- Materials provided -
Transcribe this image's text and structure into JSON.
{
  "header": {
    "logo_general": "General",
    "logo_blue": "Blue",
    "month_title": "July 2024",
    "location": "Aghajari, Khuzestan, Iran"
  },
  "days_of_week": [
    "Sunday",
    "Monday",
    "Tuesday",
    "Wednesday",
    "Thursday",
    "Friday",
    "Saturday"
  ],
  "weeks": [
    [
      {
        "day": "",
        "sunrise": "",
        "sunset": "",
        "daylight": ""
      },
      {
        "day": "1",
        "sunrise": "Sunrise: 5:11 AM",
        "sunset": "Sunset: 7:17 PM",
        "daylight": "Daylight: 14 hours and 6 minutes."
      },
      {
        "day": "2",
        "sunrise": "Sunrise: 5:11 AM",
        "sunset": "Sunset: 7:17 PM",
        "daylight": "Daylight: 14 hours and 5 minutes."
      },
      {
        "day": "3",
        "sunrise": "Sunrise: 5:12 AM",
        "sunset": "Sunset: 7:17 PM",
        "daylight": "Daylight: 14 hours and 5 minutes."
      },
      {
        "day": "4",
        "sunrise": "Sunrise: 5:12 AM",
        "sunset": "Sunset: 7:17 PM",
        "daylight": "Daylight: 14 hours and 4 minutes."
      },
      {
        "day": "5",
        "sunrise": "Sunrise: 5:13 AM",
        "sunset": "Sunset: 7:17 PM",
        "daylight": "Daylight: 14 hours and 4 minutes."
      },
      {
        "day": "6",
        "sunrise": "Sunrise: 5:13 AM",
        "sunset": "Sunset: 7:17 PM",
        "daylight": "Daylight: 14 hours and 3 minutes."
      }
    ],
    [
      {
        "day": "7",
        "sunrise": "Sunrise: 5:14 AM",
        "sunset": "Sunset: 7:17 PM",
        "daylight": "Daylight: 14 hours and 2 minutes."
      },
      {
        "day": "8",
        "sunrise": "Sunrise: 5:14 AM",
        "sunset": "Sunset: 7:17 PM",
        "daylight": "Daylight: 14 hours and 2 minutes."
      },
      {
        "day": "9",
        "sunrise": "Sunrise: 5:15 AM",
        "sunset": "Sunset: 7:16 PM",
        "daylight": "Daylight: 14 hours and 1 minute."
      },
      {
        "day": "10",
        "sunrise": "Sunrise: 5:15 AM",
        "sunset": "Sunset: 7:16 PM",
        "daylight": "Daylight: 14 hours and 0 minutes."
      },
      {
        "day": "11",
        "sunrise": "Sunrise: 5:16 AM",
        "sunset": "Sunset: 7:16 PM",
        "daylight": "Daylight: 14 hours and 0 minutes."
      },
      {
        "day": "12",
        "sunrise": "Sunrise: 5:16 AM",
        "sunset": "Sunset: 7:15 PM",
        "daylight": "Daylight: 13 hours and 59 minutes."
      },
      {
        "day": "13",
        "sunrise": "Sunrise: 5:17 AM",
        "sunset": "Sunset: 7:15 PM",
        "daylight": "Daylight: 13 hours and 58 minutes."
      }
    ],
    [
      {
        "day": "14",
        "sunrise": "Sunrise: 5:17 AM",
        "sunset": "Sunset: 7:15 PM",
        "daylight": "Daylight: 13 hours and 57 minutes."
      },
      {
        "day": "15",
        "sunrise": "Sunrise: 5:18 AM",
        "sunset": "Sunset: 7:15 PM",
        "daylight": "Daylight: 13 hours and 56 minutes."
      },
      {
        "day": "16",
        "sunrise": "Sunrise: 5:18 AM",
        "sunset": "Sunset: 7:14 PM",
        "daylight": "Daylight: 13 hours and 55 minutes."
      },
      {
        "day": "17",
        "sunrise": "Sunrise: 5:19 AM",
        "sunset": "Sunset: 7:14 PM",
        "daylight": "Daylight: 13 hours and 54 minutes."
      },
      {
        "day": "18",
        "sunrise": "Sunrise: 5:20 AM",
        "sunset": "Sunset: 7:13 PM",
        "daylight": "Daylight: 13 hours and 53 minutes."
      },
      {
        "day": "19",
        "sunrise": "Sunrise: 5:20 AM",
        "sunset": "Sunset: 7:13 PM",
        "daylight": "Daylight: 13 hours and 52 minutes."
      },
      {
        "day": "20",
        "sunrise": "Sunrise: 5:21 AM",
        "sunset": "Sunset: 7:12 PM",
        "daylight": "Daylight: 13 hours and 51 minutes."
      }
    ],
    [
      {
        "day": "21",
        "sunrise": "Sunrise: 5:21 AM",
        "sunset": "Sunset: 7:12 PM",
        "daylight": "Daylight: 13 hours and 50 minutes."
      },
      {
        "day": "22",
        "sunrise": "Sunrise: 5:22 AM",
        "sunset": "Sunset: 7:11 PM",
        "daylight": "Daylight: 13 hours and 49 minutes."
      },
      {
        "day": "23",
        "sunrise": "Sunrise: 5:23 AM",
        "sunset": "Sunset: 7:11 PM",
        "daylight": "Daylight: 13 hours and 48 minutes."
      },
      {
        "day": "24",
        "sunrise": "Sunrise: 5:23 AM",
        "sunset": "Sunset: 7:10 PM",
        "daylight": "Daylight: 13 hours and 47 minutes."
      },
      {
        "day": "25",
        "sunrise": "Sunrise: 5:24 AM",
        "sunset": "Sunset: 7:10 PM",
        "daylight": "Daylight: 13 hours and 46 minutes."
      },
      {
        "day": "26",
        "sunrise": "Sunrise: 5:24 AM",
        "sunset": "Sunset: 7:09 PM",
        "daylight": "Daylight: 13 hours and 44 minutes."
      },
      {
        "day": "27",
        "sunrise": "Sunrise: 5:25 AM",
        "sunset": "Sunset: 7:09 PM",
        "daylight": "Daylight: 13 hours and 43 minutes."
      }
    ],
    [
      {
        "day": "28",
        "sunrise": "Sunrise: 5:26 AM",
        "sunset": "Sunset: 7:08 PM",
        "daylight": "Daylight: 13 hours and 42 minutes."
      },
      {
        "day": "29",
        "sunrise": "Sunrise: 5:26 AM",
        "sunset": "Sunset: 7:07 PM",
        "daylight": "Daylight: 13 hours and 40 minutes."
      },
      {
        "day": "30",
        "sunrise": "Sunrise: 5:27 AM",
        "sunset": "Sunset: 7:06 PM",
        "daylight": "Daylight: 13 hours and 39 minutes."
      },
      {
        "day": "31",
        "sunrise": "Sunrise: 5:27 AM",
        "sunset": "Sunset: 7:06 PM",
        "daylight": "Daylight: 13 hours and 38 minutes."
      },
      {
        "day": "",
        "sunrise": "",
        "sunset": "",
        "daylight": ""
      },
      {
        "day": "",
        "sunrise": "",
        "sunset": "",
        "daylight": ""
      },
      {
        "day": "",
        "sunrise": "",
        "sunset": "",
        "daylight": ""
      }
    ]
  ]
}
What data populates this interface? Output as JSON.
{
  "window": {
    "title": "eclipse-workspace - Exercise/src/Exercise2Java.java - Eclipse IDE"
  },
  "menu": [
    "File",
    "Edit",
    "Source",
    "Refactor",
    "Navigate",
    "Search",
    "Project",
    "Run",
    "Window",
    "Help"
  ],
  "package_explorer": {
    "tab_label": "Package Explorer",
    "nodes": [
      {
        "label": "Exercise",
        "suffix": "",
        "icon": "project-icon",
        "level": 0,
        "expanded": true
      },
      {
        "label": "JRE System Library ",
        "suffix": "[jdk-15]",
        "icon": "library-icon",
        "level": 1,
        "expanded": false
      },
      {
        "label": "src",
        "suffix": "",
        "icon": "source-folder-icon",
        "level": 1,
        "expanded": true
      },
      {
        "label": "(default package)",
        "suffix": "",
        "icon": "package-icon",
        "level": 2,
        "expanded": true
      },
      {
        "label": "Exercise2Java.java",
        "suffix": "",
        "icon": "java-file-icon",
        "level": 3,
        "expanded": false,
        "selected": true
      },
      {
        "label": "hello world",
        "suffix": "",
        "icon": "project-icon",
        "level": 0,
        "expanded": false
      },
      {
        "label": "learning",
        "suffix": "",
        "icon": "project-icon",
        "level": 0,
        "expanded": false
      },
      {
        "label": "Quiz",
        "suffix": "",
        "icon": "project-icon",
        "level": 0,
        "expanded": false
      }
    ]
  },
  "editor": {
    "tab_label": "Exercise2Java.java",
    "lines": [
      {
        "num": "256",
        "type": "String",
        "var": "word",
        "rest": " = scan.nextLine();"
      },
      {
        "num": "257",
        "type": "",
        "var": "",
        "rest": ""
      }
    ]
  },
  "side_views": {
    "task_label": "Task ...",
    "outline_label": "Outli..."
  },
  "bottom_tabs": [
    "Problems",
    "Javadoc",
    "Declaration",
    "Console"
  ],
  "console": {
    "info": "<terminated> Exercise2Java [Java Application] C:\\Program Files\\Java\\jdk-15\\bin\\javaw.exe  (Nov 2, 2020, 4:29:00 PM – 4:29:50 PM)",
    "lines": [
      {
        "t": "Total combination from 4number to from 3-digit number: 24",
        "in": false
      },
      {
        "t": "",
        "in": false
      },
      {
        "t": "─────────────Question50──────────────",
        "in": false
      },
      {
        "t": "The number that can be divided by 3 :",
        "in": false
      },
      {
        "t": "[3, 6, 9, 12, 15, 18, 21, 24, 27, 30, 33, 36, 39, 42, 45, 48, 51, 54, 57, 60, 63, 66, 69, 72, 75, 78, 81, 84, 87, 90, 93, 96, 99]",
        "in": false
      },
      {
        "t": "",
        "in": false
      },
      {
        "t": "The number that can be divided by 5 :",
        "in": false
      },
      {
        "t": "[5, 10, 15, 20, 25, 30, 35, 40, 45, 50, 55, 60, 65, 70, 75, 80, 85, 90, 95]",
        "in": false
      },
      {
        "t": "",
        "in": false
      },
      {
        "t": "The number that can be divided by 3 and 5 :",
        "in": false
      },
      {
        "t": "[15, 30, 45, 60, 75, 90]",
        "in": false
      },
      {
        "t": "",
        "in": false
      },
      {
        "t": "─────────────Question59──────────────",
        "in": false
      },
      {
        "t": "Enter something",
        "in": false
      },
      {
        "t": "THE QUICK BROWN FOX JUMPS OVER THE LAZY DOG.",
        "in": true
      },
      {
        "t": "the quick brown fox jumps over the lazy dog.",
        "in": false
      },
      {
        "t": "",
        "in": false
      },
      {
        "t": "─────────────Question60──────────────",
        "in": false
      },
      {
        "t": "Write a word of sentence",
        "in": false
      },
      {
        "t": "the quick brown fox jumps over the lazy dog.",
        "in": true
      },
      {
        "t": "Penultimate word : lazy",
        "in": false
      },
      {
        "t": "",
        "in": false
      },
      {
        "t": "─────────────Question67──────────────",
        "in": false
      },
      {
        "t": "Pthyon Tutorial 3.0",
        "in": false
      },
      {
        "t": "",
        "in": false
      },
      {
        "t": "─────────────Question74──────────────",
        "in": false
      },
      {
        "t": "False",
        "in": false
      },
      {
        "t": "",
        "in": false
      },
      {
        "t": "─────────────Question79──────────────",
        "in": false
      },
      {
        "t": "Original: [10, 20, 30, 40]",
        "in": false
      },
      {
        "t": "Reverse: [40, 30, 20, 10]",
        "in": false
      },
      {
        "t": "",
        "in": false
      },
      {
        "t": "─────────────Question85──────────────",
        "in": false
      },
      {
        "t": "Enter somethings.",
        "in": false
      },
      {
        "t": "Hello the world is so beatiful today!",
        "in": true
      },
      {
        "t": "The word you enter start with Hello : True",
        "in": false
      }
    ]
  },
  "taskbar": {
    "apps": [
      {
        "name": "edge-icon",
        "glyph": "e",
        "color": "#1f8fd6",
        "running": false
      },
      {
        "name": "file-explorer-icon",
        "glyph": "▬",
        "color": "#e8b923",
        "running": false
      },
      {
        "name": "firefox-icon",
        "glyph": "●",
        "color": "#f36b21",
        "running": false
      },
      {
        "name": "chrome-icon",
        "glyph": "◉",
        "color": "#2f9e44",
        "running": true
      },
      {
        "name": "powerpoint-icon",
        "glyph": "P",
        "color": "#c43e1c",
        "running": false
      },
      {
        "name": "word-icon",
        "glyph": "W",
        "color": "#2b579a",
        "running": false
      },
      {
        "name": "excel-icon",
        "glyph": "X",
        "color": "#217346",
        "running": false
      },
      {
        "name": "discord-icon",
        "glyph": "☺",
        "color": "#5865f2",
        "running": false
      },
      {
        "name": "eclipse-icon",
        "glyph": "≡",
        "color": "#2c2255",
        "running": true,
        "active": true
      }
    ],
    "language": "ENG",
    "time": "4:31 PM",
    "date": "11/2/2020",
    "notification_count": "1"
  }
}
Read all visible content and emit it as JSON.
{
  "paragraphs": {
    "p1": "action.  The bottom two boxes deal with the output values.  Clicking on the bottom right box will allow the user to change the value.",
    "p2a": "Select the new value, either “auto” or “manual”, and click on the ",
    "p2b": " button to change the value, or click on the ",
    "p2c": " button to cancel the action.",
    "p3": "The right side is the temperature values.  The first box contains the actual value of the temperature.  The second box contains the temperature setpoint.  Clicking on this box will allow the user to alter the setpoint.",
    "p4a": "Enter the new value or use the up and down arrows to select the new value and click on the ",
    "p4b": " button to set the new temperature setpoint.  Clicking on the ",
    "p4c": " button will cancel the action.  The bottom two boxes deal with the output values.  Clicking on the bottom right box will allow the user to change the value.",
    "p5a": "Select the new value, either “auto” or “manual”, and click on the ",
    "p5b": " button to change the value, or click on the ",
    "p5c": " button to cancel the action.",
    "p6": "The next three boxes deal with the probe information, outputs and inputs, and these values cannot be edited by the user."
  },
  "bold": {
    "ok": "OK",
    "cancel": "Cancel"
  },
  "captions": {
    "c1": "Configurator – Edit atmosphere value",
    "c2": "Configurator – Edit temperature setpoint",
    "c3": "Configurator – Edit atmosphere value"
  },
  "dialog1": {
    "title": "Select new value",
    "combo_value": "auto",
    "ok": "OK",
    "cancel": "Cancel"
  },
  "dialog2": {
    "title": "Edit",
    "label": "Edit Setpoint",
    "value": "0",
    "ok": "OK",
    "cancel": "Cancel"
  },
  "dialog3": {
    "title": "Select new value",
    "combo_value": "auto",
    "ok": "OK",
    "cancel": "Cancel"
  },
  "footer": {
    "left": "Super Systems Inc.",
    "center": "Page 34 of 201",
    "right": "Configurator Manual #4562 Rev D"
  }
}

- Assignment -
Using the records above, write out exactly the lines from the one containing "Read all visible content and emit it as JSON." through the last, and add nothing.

- Your response -
Read all visible content and emit it as JSON.
{
  "paragraphs": {
    "p1": "action.  The bottom two boxes deal with the output values.  Clicking on the bottom right box will allow the user to change the value.",
    "p2a": "Select the new value, either “auto” or “manual”, and click on the ",
    "p2b": " button to change the value, or click on the ",
    "p2c": " button to cancel the action.",
    "p3": "The right side is the temperature values.  The first box contains the actual value of the temperature.  The second box contains the temperature setpoint.  Clicking on this box will allow the user to alter the setpoint.",
    "p4a": "Enter the new value or use the up and down arrows to select the new value and click on the ",
    "p4b": " button to set the new temperature setpoint.  Clicking on the ",
    "p4c": " button will cancel the action.  The bottom two boxes deal with the output values.  Clicking on the bottom right box will allow the user to change the value.",
    "p5a": "Select the new value, either “auto” or “manual”, and click on the ",
    "p5b": " button to change the value, or click on the ",
    "p5c": " button to cancel the action.",
    "p6": "The next three boxes deal with the probe information, outputs and inputs, and these values cannot be edited by the user."
  },
  "bold": {
    "ok": "OK",
    "cancel": "Cancel"
  },
  "captions": {
    "c1": "Configurator – Edit atmosphere value",
    "c2": "Configurator – Edit temperature setpoint",
    "c3": "Configurator – Edit atmosphere value"
  },
  "dialog1": {
    "title": "Select new value",
    "combo_value": "auto",
    "ok": "OK",
    "cancel": "Cancel"
  },
  "dialog2": {
    "title": "Edit",
    "label": "Edit Setpoint",
    "value": "0",
    "ok": "OK",
    "cancel": "Cancel"
  },
  "dialog3": {
    "title": "Select new value",
    "combo_value": "auto",
    "ok": "OK",
    "cancel": "Cancel"
  },
  "footer": {
    "left": "Super Systems Inc.",
    "center": "Page 34 of 201",
    "right": "Configurator Manual #4562 Rev D"
  }
}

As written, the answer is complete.